The two meanings of sexuality are procreation and rearing of children and the union of man and woman in lifelong marriage. This is rooted in human nature as God created it and is the teaching of the Church defending the natural order.
A generation ago, American politicians debated about the Cold War and the Vietnam conflict, the problems of poverty and racism, and the challenges of the space program. But back in 1968, did anyone forecast that we would soon be talking about a general breakdown in ordinary family life? Yes, someone did. Some 30 years ago, Pope Paul VI issued Humanae Vitae an encyclical letter which upheld the time-tested Christian teaching that artificial contraception is morally wrong.
Consider, for example, the words of Mohandas Gandhi: There is hope for a decent life only so long as the sexual act is definitely related to the conception of precious life. Or listen to Sigmund Freud: Moreover, it is a characteristic common to all perversions that in them reproduction is put aside as an aim. This is actually the criterion by which we judge whether a sexual activity is perverse-- if it departs from reproduction as its aim and pursues the attainment of gratification independently.
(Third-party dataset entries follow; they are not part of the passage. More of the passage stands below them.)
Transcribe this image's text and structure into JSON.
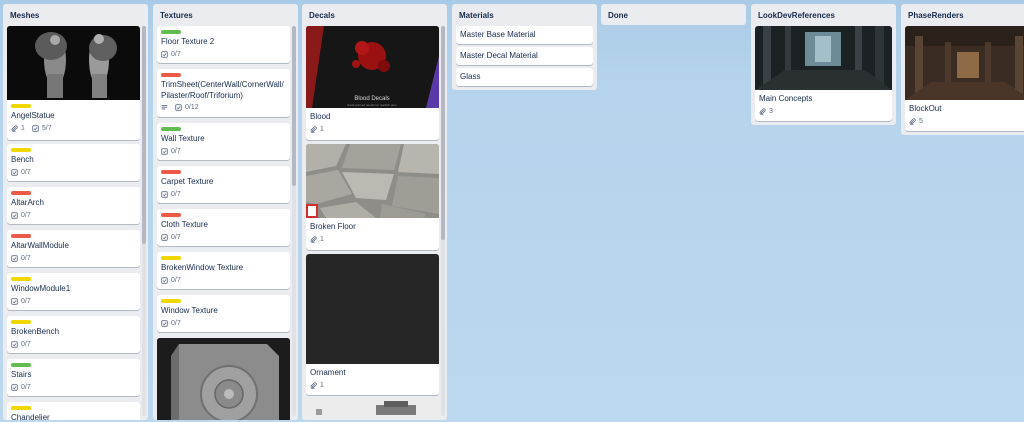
{
  "colors": {
    "green": "#61bd4f",
    "red": "#eb5a46",
    "yellow": "#f2d600"
  },
  "lists": {
    "meshes": {
      "title": "Meshes",
      "cards": [
        {
          "label": "yellow",
          "title": "AngelStatue",
          "attachments": "1",
          "checklist": "5/7"
        },
        {
          "label": "yellow",
          "title": "Bench",
          "checklist": "0/7"
        },
        {
          "label": "red",
          "title": "AltarArch",
          "checklist": "0/7"
        },
        {
          "label": "red",
          "title": "AltarWallModule",
          "checklist": "0/7"
        },
        {
          "label": "yellow",
          "title": "WindowModule1",
          "checklist": "0/7"
        },
        {
          "label": "yellow",
          "title": "BrokenBench",
          "checklist": "0/7"
        },
        {
          "label": "green",
          "title": "Stairs",
          "checklist": "0/7"
        },
        {
          "label": "yellow",
          "title": "Chandelier"
        }
      ]
    },
    "textures": {
      "title": "Textures",
      "cards": [
        {
          "label": "green",
          "title": "Floor Texture 2",
          "checklist": "0/7"
        },
        {
          "label": "red",
          "title": "TrimSheet(CenterWall/CornerWall/Pilaster/Roof/Triforium)",
          "checklist": "0/12"
        },
        {
          "label": "green",
          "title": "Wall Texture",
          "checklist": "0/7"
        },
        {
          "label": "red",
          "title": "Carpet Texture",
          "checklist": "0/7"
        },
        {
          "label": "red",
          "title": "Cloth Texture",
          "checklist": "0/7"
        },
        {
          "label": "yellow",
          "title": "BrokenWindow Texture",
          "checklist": "0/7"
        },
        {
          "label": "yellow",
          "title": "Window Texture",
          "checklist": "0/7"
        }
      ]
    },
    "decals": {
      "title": "Decals",
      "cards": [
        {
          "title": "Blood",
          "attachments": "1",
          "cover_title": "Blood Decals",
          "cover_sub": "Hand-painted decals for realistic gore"
        },
        {
          "title": "Broken Floor",
          "attachments": "1"
        },
        {
          "title": "Ornament",
          "attachments": "1"
        }
      ]
    },
    "materials": {
      "title": "Materials",
      "cards": [
        {
          "title": "Master Base Material"
        },
        {
          "title": "Master Decal Material"
        },
        {
          "title": "Glass"
        }
      ]
    },
    "done": {
      "title": "Done"
    },
    "lookdev": {
      "title": "LookDevReferences",
      "cards": [
        {
          "title": "Main Concepts",
          "attachments": "3"
        }
      ]
    },
    "phase": {
      "title": "PhaseRenders",
      "cards": [
        {
          "title": "BlockOut",
          "attachments": "5"
        }
      ]
    }
  }
}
In 1930, when the leaders of the Church of England broke from the previously universal Christian consensus, and allowed for the use of contraceptives, a Washington Post editorial lamented that the move "would sound the death knell of marriage as a holy institution by establishing degrading practices which would encourage indiscriminate immorality." Gandhi, Freud, and the Washington Post were obviously not promoting a “Catholic” or “Christian” position. Their opposition to contraception was based on a simple, age-old understanding of human nature.
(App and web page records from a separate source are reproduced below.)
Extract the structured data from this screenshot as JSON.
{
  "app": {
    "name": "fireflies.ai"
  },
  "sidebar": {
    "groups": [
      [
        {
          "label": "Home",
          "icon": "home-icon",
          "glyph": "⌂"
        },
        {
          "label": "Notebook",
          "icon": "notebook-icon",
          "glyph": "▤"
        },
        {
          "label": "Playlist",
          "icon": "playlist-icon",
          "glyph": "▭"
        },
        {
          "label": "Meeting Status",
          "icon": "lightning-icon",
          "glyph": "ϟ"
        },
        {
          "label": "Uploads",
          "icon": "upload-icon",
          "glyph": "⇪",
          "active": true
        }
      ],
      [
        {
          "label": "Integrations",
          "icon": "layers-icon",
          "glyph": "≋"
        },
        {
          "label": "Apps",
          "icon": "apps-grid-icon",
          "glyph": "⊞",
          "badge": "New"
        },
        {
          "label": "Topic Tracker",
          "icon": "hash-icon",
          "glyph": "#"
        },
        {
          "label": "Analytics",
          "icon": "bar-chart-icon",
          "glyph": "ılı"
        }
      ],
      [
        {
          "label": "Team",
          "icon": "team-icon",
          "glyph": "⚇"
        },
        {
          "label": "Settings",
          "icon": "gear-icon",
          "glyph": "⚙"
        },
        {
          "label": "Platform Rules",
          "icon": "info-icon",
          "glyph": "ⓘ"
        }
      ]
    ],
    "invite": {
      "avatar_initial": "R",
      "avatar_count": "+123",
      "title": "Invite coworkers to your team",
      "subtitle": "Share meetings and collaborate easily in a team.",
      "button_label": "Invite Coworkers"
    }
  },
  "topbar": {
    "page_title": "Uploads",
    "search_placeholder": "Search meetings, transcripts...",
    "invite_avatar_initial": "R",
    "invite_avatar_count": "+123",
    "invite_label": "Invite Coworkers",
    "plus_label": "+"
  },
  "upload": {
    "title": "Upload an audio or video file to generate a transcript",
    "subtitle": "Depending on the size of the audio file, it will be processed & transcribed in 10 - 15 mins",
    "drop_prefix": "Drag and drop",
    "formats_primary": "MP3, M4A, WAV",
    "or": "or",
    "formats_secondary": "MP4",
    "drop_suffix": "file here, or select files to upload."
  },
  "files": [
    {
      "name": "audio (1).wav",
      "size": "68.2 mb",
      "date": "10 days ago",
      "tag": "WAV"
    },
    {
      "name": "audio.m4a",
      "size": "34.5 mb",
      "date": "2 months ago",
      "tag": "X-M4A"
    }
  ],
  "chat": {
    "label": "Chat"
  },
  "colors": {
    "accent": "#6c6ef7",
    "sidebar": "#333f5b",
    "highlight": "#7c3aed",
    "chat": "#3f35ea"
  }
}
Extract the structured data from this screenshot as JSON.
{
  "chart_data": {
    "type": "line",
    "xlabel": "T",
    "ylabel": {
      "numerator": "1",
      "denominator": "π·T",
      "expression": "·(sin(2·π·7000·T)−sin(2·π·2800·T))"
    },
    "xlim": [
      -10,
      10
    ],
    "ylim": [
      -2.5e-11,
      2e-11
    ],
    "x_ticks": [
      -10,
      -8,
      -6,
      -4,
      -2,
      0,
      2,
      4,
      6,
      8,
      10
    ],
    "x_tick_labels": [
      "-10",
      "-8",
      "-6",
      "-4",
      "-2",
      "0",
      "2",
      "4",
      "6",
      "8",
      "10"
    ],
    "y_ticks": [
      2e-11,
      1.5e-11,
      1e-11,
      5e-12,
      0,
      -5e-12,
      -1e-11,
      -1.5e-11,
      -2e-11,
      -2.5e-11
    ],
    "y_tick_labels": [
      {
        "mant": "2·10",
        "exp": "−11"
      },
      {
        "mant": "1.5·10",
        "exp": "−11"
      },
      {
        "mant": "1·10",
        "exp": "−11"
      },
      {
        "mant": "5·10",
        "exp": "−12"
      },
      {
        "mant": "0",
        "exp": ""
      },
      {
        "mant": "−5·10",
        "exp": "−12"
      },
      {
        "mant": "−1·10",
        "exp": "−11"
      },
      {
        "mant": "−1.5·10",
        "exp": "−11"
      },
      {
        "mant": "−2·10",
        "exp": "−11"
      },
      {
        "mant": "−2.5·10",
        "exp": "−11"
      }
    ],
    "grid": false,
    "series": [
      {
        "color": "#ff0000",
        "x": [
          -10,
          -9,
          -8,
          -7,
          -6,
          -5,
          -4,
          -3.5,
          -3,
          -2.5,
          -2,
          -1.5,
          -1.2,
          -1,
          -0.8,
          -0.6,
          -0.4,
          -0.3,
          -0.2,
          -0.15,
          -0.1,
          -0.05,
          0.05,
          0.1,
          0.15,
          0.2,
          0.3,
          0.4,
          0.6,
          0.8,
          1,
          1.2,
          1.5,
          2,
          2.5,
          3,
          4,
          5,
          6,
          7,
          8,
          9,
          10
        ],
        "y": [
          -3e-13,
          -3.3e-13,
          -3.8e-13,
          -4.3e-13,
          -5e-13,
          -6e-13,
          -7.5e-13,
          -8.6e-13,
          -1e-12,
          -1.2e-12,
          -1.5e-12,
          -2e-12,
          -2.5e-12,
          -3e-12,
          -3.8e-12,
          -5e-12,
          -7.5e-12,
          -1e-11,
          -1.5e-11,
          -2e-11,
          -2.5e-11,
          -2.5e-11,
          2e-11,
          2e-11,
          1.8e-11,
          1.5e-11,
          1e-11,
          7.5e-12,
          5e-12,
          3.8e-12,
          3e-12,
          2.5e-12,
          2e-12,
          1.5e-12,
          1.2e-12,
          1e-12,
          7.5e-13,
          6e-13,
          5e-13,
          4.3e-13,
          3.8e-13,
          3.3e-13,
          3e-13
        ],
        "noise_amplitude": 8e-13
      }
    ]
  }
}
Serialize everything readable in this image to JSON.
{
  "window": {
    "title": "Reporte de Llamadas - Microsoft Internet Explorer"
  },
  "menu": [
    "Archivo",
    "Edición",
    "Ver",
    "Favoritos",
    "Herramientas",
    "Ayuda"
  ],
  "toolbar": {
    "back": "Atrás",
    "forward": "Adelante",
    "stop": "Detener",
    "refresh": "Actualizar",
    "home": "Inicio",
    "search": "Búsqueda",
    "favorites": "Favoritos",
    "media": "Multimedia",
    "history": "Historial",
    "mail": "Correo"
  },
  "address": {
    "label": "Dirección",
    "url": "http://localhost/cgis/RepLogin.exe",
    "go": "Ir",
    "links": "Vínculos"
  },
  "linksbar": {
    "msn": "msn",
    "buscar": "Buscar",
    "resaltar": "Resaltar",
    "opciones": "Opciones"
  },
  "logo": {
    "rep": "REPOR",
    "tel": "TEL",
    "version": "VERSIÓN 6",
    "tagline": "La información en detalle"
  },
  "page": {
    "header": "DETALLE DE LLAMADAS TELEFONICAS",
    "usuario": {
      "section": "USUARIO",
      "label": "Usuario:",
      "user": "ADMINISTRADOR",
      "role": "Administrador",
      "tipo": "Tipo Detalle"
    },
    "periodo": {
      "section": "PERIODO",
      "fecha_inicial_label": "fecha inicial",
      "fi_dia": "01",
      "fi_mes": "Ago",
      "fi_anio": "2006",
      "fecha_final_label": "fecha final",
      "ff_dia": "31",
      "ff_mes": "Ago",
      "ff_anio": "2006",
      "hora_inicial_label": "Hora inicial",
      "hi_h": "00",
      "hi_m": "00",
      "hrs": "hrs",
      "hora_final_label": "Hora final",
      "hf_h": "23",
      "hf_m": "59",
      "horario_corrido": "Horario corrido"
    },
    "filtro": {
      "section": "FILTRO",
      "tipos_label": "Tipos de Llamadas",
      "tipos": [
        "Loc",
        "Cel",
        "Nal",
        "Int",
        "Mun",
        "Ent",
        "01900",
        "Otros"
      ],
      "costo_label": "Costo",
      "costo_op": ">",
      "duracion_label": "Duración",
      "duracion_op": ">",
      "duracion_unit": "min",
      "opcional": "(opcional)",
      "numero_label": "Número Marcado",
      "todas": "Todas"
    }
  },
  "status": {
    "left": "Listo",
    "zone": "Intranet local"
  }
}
In the 1960s Americans ignored such warnings, and plunged headlong into the sexual revolution. Now, with the casualties of that revolution visible all around us, are we still foolish enough to believe that THIS generation understands human nature-- and in particular human sexuality-- better than all its predecessors? Long after he helped to introduce the birth-control pill, Dr. Robert Kistner of Harvard Medical School began to understand the forces he had helped to unleash. "For years I thought the pill would not lead to promiscuity, but I've changed my mind," he confessed. "I think it probably has." Once again, Pope Paul VI had foreseen the problem: Not much experience is needed to be fully aware of human weakness and to understand that men—--and especially the young, who are so exposed to temptation-- need incentives to keep the moral law, and it is an evil thing to make it easy for them to break that law.BACK TO LIST